- **Aim of the task**
The expected output is the full set of entries, printed exactly, without pictures.

[Dataset items]
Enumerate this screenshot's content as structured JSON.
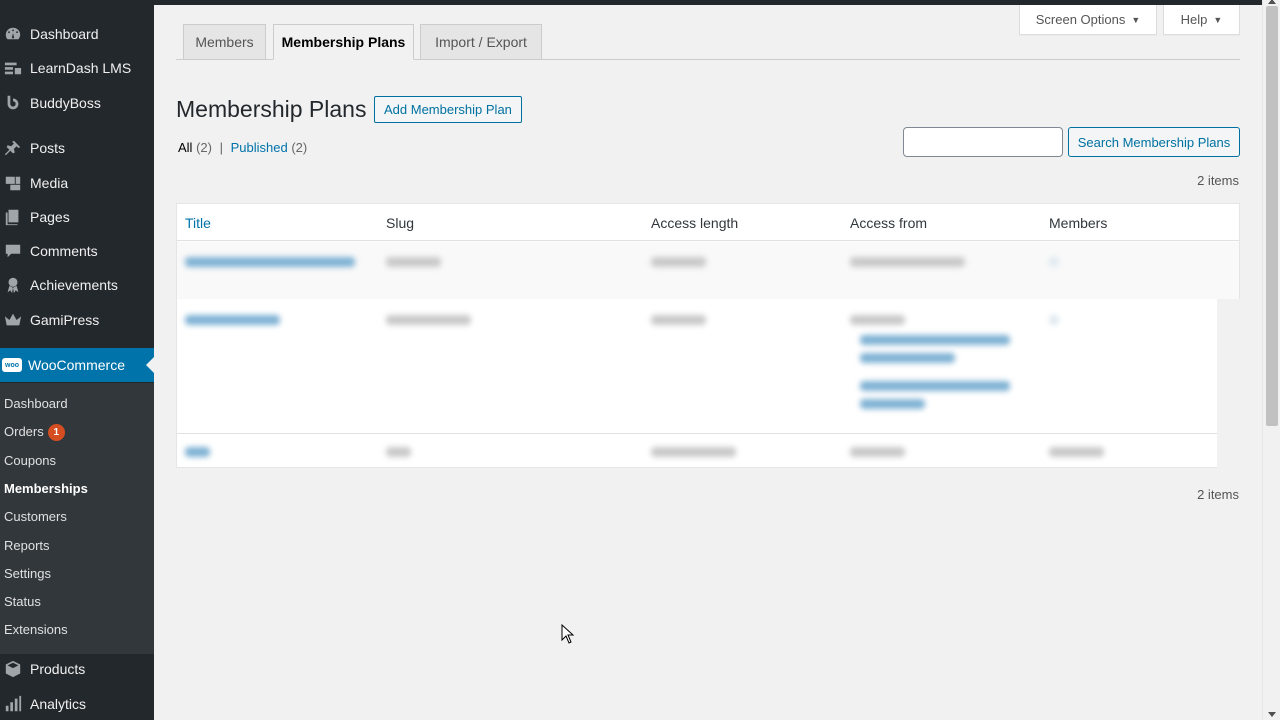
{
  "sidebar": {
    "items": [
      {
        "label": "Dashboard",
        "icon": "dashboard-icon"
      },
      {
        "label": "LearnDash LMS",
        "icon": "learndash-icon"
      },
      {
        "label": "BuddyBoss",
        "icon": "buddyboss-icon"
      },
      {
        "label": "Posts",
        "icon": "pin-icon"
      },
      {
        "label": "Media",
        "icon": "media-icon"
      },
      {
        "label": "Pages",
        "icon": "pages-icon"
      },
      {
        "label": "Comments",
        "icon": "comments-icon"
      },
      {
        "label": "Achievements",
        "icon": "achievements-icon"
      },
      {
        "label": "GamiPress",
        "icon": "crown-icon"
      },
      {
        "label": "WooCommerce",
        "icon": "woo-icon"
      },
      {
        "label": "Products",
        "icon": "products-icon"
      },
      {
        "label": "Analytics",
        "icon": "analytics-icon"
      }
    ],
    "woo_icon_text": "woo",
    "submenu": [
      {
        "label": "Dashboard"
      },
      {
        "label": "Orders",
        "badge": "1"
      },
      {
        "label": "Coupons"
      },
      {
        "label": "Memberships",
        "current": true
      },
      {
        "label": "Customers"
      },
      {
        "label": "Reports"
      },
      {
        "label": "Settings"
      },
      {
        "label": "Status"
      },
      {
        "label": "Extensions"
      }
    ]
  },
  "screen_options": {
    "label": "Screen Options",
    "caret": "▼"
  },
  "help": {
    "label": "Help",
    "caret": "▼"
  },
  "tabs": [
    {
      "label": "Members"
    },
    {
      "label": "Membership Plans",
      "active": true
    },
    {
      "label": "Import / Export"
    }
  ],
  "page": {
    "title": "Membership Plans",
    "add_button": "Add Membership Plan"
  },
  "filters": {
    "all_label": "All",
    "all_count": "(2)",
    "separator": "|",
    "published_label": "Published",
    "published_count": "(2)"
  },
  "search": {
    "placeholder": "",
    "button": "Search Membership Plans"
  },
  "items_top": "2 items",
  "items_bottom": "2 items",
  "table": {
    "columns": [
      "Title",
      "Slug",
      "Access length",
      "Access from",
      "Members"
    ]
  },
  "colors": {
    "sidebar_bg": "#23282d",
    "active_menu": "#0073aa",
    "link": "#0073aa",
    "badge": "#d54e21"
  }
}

- **Problem solution**
Enumerate this screenshot's content as structured JSON.
{
  "sidebar": {
    "items": [
      {
        "label": "Dashboard",
        "icon": "dashboard-icon"
      },
      {
        "label": "LearnDash LMS",
        "icon": "learndash-icon"
      },
      {
        "label": "BuddyBoss",
        "icon": "buddyboss-icon"
      },
      {
        "label": "Posts",
        "icon": "pin-icon"
      },
      {
        "label": "Media",
        "icon": "media-icon"
      },
      {
        "label": "Pages",
        "icon": "pages-icon"
      },
      {
        "label": "Comments",
        "icon": "comments-icon"
      },
      {
        "label": "Achievements",
        "icon": "achievements-icon"
      },
      {
        "label": "GamiPress",
        "icon": "crown-icon"
      },
      {
        "label": "WooCommerce",
        "icon": "woo-icon"
      },
      {
        "label": "Products",
        "icon": "products-icon"
      },
      {
        "label": "Analytics",
        "icon": "analytics-icon"
      }
    ],
    "woo_icon_text": "woo",
    "submenu": [
      {
        "label": "Dashboard"
      },
      {
        "label": "Orders",
        "badge": "1"
      },
      {
        "label": "Coupons"
      },
      {
        "label": "Memberships",
        "current": true
      },
      {
        "label": "Customers"
      },
      {
        "label": "Reports"
      },
      {
        "label": "Settings"
      },
      {
        "label": "Status"
      },
      {
        "label": "Extensions"
      }
    ]
  },
  "screen_options": {
    "label": "Screen Options",
    "caret": "▼"
  },
  "help": {
    "label": "Help",
    "caret": "▼"
  },
  "tabs": [
    {
      "label": "Members"
    },
    {
      "label": "Membership Plans",
      "active": true
    },
    {
      "label": "Import / Export"
    }
  ],
  "page": {
    "title": "Membership Plans",
    "add_button": "Add Membership Plan"
  },
  "filters": {
    "all_label": "All",
    "all_count": "(2)",
    "separator": "|",
    "published_label": "Published",
    "published_count": "(2)"
  },
  "search": {
    "placeholder": "",
    "button": "Search Membership Plans"
  },
  "items_top": "2 items",
  "items_bottom": "2 items",
  "table": {
    "columns": [
      "Title",
      "Slug",
      "Access length",
      "Access from",
      "Members"
    ]
  },
  "colors": {
    "sidebar_bg": "#23282d",
    "active_menu": "#0073aa",
    "link": "#0073aa",
    "badge": "#d54e21"
  }
}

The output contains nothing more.